== EXERCISE INPUT

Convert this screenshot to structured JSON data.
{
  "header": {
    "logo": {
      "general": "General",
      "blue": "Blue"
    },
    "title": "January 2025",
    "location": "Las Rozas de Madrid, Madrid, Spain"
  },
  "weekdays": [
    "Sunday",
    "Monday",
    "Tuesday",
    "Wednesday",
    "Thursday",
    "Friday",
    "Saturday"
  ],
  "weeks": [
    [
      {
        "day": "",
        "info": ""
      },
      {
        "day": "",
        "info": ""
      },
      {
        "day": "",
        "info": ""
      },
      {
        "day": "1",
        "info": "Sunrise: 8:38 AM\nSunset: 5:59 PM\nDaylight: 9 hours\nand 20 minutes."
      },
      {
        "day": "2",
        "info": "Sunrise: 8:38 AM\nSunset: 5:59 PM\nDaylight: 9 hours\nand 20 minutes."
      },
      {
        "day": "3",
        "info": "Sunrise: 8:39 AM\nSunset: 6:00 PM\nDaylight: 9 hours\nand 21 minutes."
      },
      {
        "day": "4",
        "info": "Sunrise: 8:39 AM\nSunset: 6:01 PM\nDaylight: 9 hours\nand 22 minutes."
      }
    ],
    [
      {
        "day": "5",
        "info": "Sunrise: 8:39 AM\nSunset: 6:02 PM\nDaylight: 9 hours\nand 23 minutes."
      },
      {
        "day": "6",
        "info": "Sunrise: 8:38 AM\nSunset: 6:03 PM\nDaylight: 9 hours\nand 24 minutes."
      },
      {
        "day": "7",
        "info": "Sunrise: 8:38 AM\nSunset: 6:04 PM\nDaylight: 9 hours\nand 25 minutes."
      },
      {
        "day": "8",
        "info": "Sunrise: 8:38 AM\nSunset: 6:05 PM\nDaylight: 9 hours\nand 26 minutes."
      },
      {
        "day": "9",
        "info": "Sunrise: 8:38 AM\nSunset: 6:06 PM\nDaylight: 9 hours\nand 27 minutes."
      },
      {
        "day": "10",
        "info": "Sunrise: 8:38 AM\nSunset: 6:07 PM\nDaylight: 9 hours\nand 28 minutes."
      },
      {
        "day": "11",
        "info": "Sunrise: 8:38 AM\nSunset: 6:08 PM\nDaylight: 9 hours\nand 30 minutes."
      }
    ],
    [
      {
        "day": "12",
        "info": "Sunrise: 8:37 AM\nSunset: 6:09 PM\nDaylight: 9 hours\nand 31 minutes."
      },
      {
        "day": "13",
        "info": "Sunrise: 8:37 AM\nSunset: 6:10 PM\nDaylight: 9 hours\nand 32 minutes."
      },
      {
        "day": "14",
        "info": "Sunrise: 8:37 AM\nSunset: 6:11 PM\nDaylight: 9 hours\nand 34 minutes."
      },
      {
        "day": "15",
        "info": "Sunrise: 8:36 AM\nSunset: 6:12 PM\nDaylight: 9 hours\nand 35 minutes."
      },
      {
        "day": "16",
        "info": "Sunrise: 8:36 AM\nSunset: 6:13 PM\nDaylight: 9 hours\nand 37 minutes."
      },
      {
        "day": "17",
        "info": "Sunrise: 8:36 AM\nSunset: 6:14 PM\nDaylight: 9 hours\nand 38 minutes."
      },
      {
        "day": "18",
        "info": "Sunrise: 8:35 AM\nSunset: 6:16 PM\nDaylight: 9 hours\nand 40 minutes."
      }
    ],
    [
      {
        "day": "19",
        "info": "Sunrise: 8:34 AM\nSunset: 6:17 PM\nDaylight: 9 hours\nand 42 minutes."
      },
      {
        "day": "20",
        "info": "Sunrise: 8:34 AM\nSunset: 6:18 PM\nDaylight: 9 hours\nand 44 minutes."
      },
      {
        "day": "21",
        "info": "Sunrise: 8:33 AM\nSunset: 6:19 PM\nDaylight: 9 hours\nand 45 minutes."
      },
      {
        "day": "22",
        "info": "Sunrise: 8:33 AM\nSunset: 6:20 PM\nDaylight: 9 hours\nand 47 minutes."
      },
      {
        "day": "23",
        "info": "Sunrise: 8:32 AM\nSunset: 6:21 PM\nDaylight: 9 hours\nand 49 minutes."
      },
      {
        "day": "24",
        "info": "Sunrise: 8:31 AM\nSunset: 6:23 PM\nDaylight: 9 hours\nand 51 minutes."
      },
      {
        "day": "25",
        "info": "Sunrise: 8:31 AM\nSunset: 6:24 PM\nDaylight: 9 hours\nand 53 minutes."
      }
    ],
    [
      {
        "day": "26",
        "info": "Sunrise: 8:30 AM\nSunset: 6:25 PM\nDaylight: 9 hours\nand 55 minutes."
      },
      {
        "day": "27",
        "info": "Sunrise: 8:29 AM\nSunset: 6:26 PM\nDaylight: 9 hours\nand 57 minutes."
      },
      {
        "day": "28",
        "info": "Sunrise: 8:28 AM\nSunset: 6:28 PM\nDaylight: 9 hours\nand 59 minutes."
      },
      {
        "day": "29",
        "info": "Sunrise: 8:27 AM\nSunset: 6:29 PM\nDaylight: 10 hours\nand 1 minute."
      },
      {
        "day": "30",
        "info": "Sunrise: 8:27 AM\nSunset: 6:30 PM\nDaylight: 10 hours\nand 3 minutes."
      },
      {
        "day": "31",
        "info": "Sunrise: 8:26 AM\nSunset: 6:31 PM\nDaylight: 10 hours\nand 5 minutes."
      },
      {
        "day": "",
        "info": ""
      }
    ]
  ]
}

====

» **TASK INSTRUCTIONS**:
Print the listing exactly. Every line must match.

» **FINISHED TASK**:
Convert this screenshot to structured JSON data.
{
  "header": {
    "logo": {
      "general": "General",
      "blue": "Blue"
    },
    "title": "January 2025",
    "location": "Las Rozas de Madrid, Madrid, Spain"
  },
  "weekdays": [
    "Sunday",
    "Monday",
    "Tuesday",
    "Wednesday",
    "Thursday",
    "Friday",
    "Saturday"
  ],
  "weeks": [
    [
      {
        "day": "",
        "info": ""
      },
      {
        "day": "",
        "info": ""
      },
      {
        "day": "",
        "info": ""
      },
      {
        "day": "1",
        "info": "Sunrise: 8:38 AM\nSunset: 5:59 PM\nDaylight: 9 hours\nand 20 minutes."
      },
      {
        "day": "2",
        "info": "Sunrise: 8:38 AM\nSunset: 5:59 PM\nDaylight: 9 hours\nand 20 minutes."
      },
      {
        "day": "3",
        "info": "Sunrise: 8:39 AM\nSunset: 6:00 PM\nDaylight: 9 hours\nand 21 minutes."
      },
      {
        "day": "4",
        "info": "Sunrise: 8:39 AM\nSunset: 6:01 PM\nDaylight: 9 hours\nand 22 minutes."
      }
    ],
    [
      {
        "day": "5",
        "info": "Sunrise: 8:39 AM\nSunset: 6:02 PM\nDaylight: 9 hours\nand 23 minutes."
      },
      {
        "day": "6",
        "info": "Sunrise: 8:38 AM\nSunset: 6:03 PM\nDaylight: 9 hours\nand 24 minutes."
      },
      {
        "day": "7",
        "info": "Sunrise: 8:38 AM\nSunset: 6:04 PM\nDaylight: 9 hours\nand 25 minutes."
      },
      {
        "day": "8",
        "info": "Sunrise: 8:38 AM\nSunset: 6:05 PM\nDaylight: 9 hours\nand 26 minutes."
      },
      {
        "day": "9",
        "info": "Sunrise: 8:38 AM\nSunset: 6:06 PM\nDaylight: 9 hours\nand 27 minutes."
      },
      {
        "day": "10",
        "info": "Sunrise: 8:38 AM\nSunset: 6:07 PM\nDaylight: 9 hours\nand 28 minutes."
      },
      {
        "day": "11",
        "info": "Sunrise: 8:38 AM\nSunset: 6:08 PM\nDaylight: 9 hours\nand 30 minutes."
      }
    ],
    [
      {
        "day": "12",
        "info": "Sunrise: 8:37 AM\nSunset: 6:09 PM\nDaylight: 9 hours\nand 31 minutes."
      },
      {
        "day": "13",
        "info": "Sunrise: 8:37 AM\nSunset: 6:10 PM\nDaylight: 9 hours\nand 32 minutes."
      },
      {
        "day": "14",
        "info": "Sunrise: 8:37 AM\nSunset: 6:11 PM\nDaylight: 9 hours\nand 34 minutes."
      },
      {
        "day": "15",
        "info": "Sunrise: 8:36 AM\nSunset: 6:12 PM\nDaylight: 9 hours\nand 35 minutes."
      },
      {
        "day": "16",
        "info": "Sunrise: 8:36 AM\nSunset: 6:13 PM\nDaylight: 9 hours\nand 37 minutes."
      },
      {
        "day": "17",
        "info": "Sunrise: 8:36 AM\nSunset: 6:14 PM\nDaylight: 9 hours\nand 38 minutes."
      },
      {
        "day": "18",
        "info": "Sunrise: 8:35 AM\nSunset: 6:16 PM\nDaylight: 9 hours\nand 40 minutes."
      }
    ],
    [
      {
        "day": "19",
        "info": "Sunrise: 8:34 AM\nSunset: 6:17 PM\nDaylight: 9 hours\nand 42 minutes."
      },
      {
        "day": "20",
        "info": "Sunrise: 8:34 AM\nSunset: 6:18 PM\nDaylight: 9 hours\nand 44 minutes."
      },
      {
        "day": "21",
        "info": "Sunrise: 8:33 AM\nSunset: 6:19 PM\nDaylight: 9 hours\nand 45 minutes."
      },
      {
        "day": "22",
        "info": "Sunrise: 8:33 AM\nSunset: 6:20 PM\nDaylight: 9 hours\nand 47 minutes."
      },
      {
        "day": "23",
        "info": "Sunrise: 8:32 AM\nSunset: 6:21 PM\nDaylight: 9 hours\nand 49 minutes."
      },
      {
        "day": "24",
        "info": "Sunrise: 8:31 AM\nSunset: 6:23 PM\nDaylight: 9 hours\nand 51 minutes."
      },
      {
        "day": "25",
        "info": "Sunrise: 8:31 AM\nSunset: 6:24 PM\nDaylight: 9 hours\nand 53 minutes."
      }
    ],
    [
      {
        "day": "26",
        "info": "Sunrise: 8:30 AM\nSunset: 6:25 PM\nDaylight: 9 hours\nand 55 minutes."
      },
      {
        "day": "27",
        "info": "Sunrise: 8:29 AM\nSunset: 6:26 PM\nDaylight: 9 hours\nand 57 minutes."
      },
      {
        "day": "28",
        "info": "Sunrise: 8:28 AM\nSunset: 6:28 PM\nDaylight: 9 hours\nand 59 minutes."
      },
      {
        "day": "29",
        "info": "Sunrise: 8:27 AM\nSunset: 6:29 PM\nDaylight: 10 hours\nand 1 minute."
      },
      {
        "day": "30",
        "info": "Sunrise: 8:27 AM\nSunset: 6:30 PM\nDaylight: 10 hours\nand 3 minutes."
      },
      {
        "day": "31",
        "info": "Sunrise: 8:26 AM\nSunset: 6:31 PM\nDaylight: 10 hours\nand 5 minutes."
      },
      {
        "day": "",
        "info": ""
      }
    ]
  ]
}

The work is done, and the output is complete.